a few customers had declined to eat the soup, citing the campaign
as the reason.
"Some of the guests just said no.
They said they had heard of the campaign and wanted to be part
of it," said a chef from China Town Restaurant at the Dusit
Thani Hotel who asked not to be named.
However, the chef said the number of people
eating the soup has not gone down significantly. The main consumers
are Japanese who have yet to respond to the campaign: "They
[Japanese] might not have heard about it," she said.
WildAid, an international conservation
group last Thursday launched its latest study on the global shark-finning
crisis, including statistics in Thai seas. Every year, the study
said, 100 million sharks are finned worldwide, mostly to supply
restaurants for shark fin soup.
WildAid is canvassing the Thai consumer
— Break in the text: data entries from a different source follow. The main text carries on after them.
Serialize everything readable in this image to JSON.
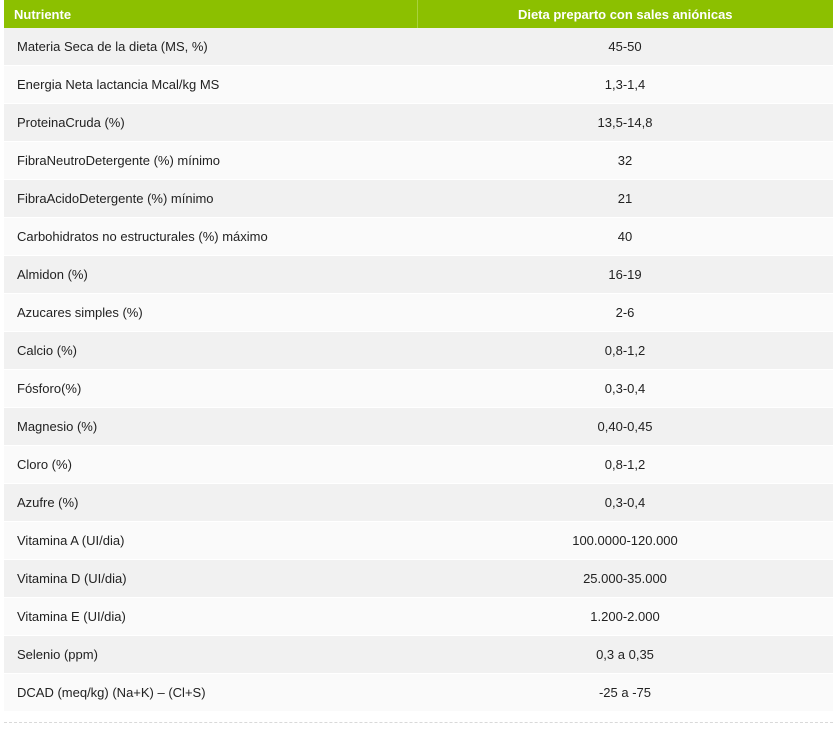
{
  "table": {
    "headers": [
      "Nutriente",
      "Dieta preparto con sales aniónicas"
    ],
    "rows": [
      [
        "Materia Seca de la dieta (MS, %)",
        "45-50"
      ],
      [
        "Energia Neta lactancia Mcal/kg MS",
        "1,3-1,4"
      ],
      [
        "ProteinaCruda (%)",
        "13,5-14,8"
      ],
      [
        "FibraNeutroDetergente (%) mínimo",
        "32"
      ],
      [
        "FibraAcidoDetergente (%) mínimo",
        "21"
      ],
      [
        "Carbohidratos no estructurales (%) máximo",
        "40"
      ],
      [
        "Almidon (%)",
        "16-19"
      ],
      [
        "Azucares simples (%)",
        "2-6"
      ],
      [
        "Calcio (%)",
        "0,8-1,2"
      ],
      [
        "Fósforo(%)",
        "0,3-0,4"
      ],
      [
        "Magnesio (%)",
        "0,40-0,45"
      ],
      [
        "Cloro (%)",
        "0,8-1,2"
      ],
      [
        "Azufre (%)",
        "0,3-0,4"
      ],
      [
        "Vitamina A (UI/dia)",
        "100.0000-120.000"
      ],
      [
        "Vitamina D (UI/dia)",
        "25.000-35.000"
      ],
      [
        "Vitamina E (UI/dia)",
        "1.200-2.000"
      ],
      [
        "Selenio (ppm)",
        "0,3 a 0,35"
      ],
      [
        "DCAD (meq/kg) (Na+K) – (Cl+S)",
        "-25 a -75"
      ]
    ]
  },
  "colors": {
    "header_bg": "#8cc000",
    "header_text": "#ffffff",
    "row_odd": "#f1f1f1",
    "row_even": "#fafafa"
  }
}
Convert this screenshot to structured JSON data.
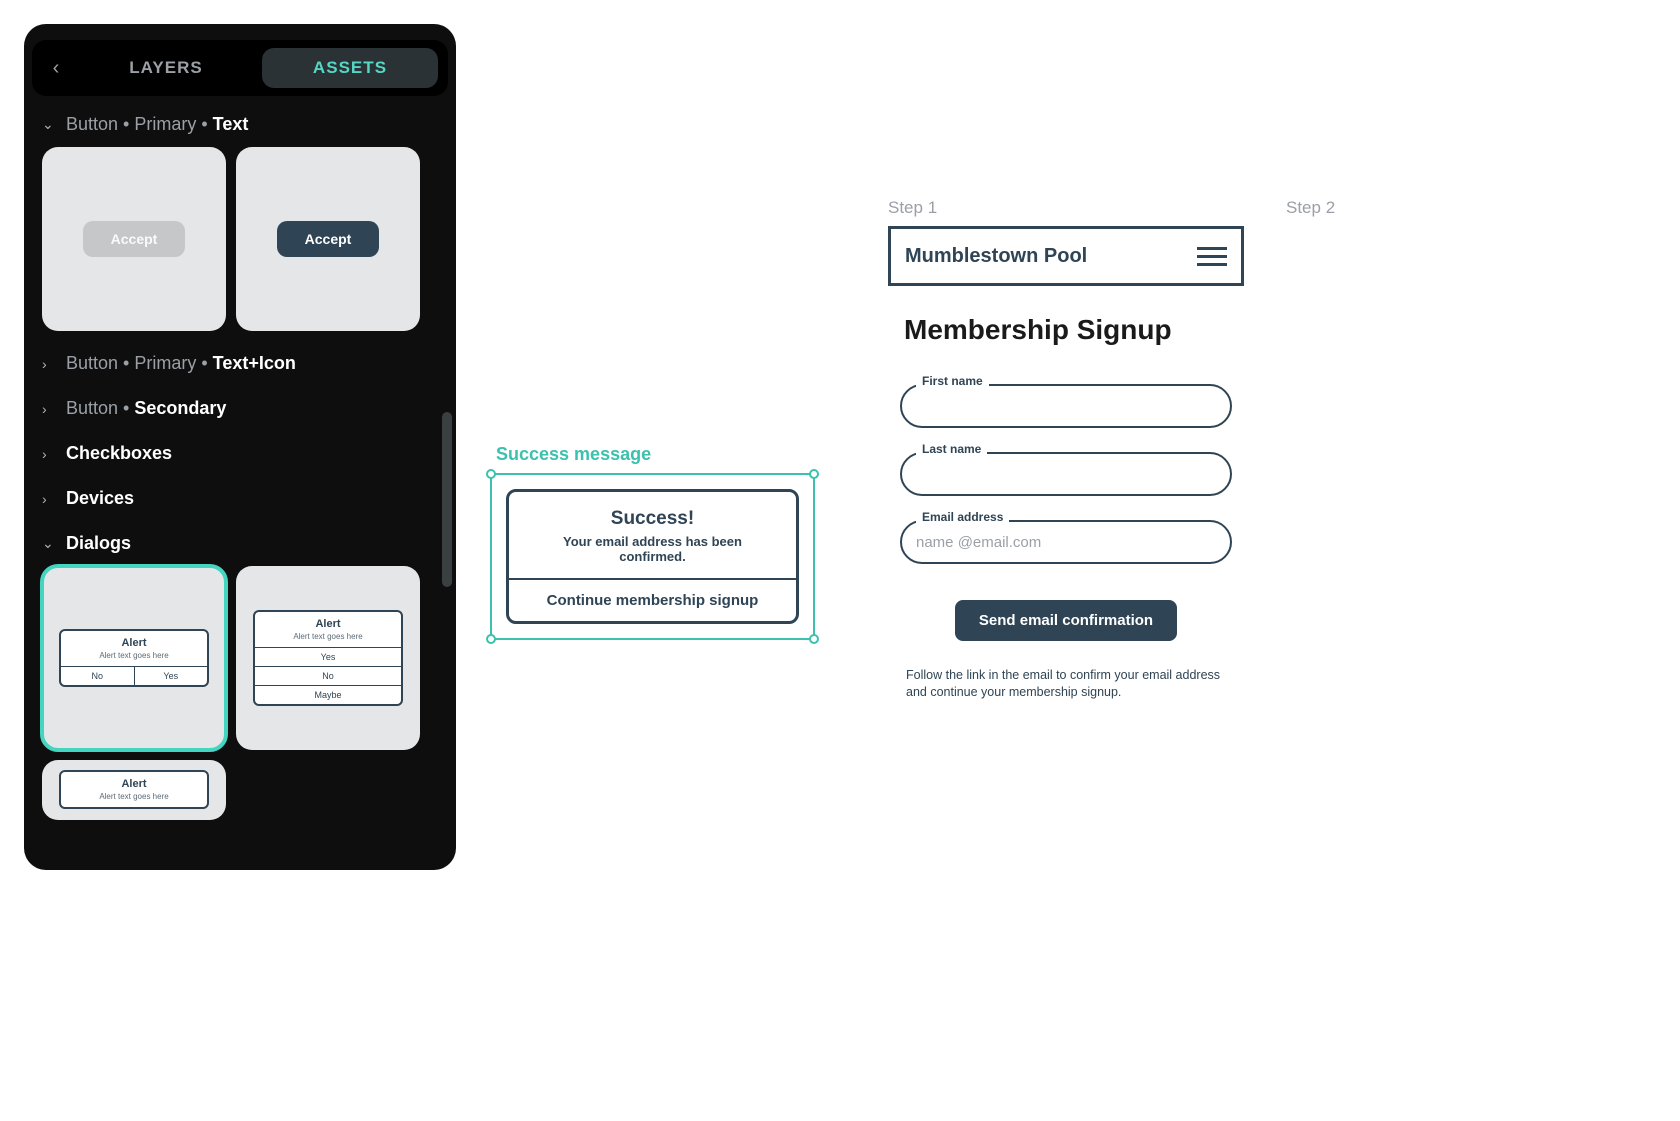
{
  "panel": {
    "tabs": {
      "layers": "LAYERS",
      "assets": "ASSETS"
    },
    "tree": {
      "button_primary_text": {
        "prefix": "Button • Primary • ",
        "bold": "Text"
      },
      "button_primary_ticon": {
        "prefix": "Button • Primary • ",
        "bold": "Text+Icon"
      },
      "button_secondary": {
        "prefix": "Button • ",
        "bold": "Secondary"
      },
      "checkboxes": {
        "bold": "Checkboxes"
      },
      "devices": {
        "bold": "Devices"
      },
      "dialogs": {
        "bold": "Dialogs"
      }
    },
    "button_thumbs": {
      "label": "Accept"
    },
    "dialog_thumbs": {
      "a": {
        "title": "Alert",
        "sub": "Alert text goes here",
        "no": "No",
        "yes": "Yes"
      },
      "b": {
        "title": "Alert",
        "sub": "Alert text goes here",
        "o1": "Yes",
        "o2": "No",
        "o3": "Maybe"
      },
      "c": {
        "title": "Alert",
        "sub": "Alert text goes here"
      }
    }
  },
  "canvas": {
    "success": {
      "caption": "Success message",
      "title": "Success!",
      "body": "Your email address has been confirmed.",
      "action": "Continue membership signup"
    }
  },
  "signup": {
    "step1": "Step 1",
    "step2": "Step 2",
    "site_title": "Mumblestown Pool",
    "heading": "Membership Signup",
    "fields": {
      "first_name": "First name",
      "last_name": "Last name",
      "email": "Email address",
      "email_ph": "name @email.com"
    },
    "send_button": "Send email confirmation",
    "helper": "Follow the link in the email to confirm your email address and continue your membership signup."
  }
}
to stop eating shark fin soup in order to halt demand for shark
finning and call on the government to conduct a master plan for
a sustainable shark fishery.
At Hoochalarm Scalar, an established shark-fin
soup restaurant in the Siam Centre area, with 20 years in the
business, the number of customers has gone down slightly. But
that is due to the economic recession, not the campaign, the
restaurant's director, Somchai Kanchana, told The Nation.
"The campaign is not an issue for
our customers. They love the soup," he said.
Somchai said his customer number is currently
at 300 per day. Almost all are politicians, actors or businessmen.
The dish is served at a price of Bt800 to Bt5,000, depending
on the shark fin's grade (or size), he added.
Particularly defiant in the face of the
campaign is a popular Japanese food franchise, Oishi Restaurant.
Oishi has just launched three shark fin
dishes as the featured "food of the month" on Thursdays
and Fridays at all its six branches in Bangkok.
"The promotion has increased our reservation
bookings by 20 per cent," said Phitchaya Wichanond of the
restaurant's call centre.
A shark-fin enthusiast who asked not to
be named said she had heard something about the campaign but
had not changed her mind about eating the soup.
"All kinds of meat we eat come from
killing," she said. "What's the difference?"
Another shark-fin lover said there had
been some discussion over the ban among his Chinese family members.
Finally, they decided it should be a matter of personal choice
whether or not to eat the soup, he said.
"But people my age do not love eating
the soup so much, maybe because we know more about the cruelty
that's required to get the fin," he said.
Meanwhile, the Senate Committee on Foreign
Affairs will today bring up the issue for discussion, seeking
to push for a master plan for a sustainable shark fishery in
The committee is one of three senate committees
that have expressed interest in the shark campaign. Another two
are the committees on environment and tourism.
BY KAMOL SUKIN and